Dutch retailers generated 12.3 percent more turnover in May this year than they did in May 2005. Turnover volume was 11.9 percent higher than in the corresponding month of the previous year, retail prices in May were slightly up on twelve months ago. May’s growth rate was affected by a difference in the number of shopping days between May 2006 and May 2005. After rough correction for this positive effect, turnover was about 10 percent higher than in May 2005.
Growth rates of 10 percent ore more compared to the same month a year previously are rare in retail trade. A relatively low level of retail turnover in May 2005 partly accounted for the sizeable growth in May 2006.

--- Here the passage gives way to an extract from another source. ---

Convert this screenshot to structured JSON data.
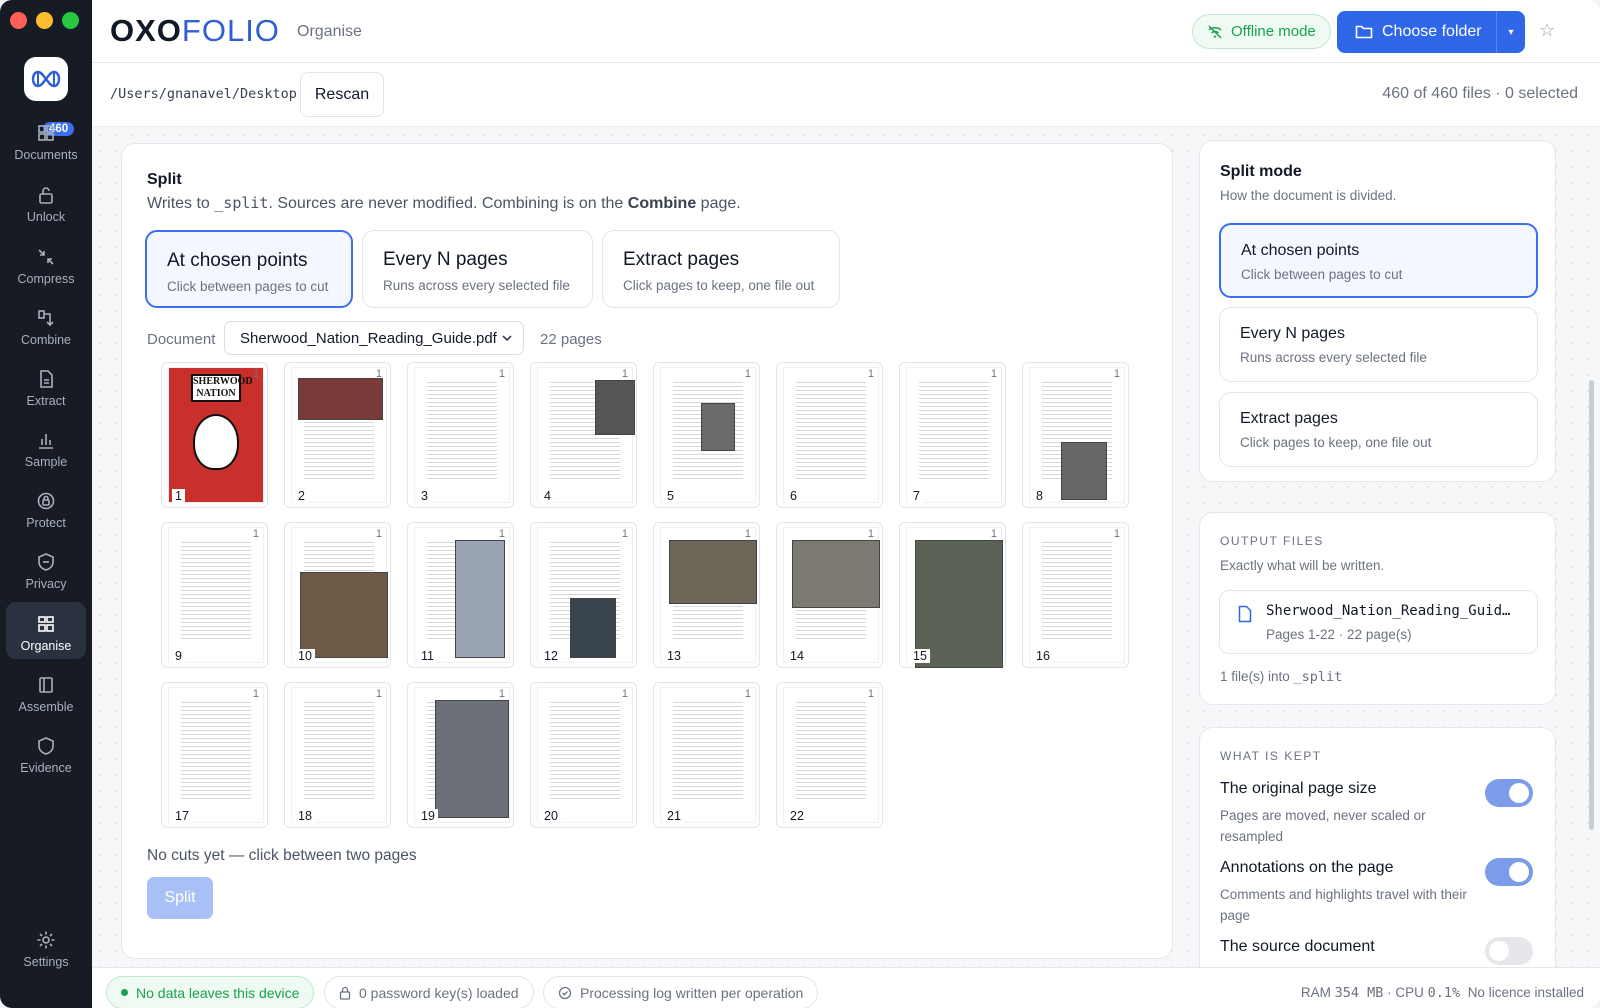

Both retailers in food and non-food performed well in May 2006. Turnover in the non-food sector was 15.6 percent up on last year. Prices of non-food products hardly changed compared to May 2005. With a turnover increase of more than 10 percent, almost every branch in the non-food sector did well in May. Clothes shops performed best of all. Their turnover rose by almost 20 percent compared to May 2005.
With a 7.0 percent turnover increase, the food sector also did well. Food prices increased by a modest 0.6 percent compared to May last year.
Volume changes in retail turnover are a first indication of volume changes in household consumption expenditure. Approximately one third of total domestic consumption expenditure consists of goods purchased in retail stores.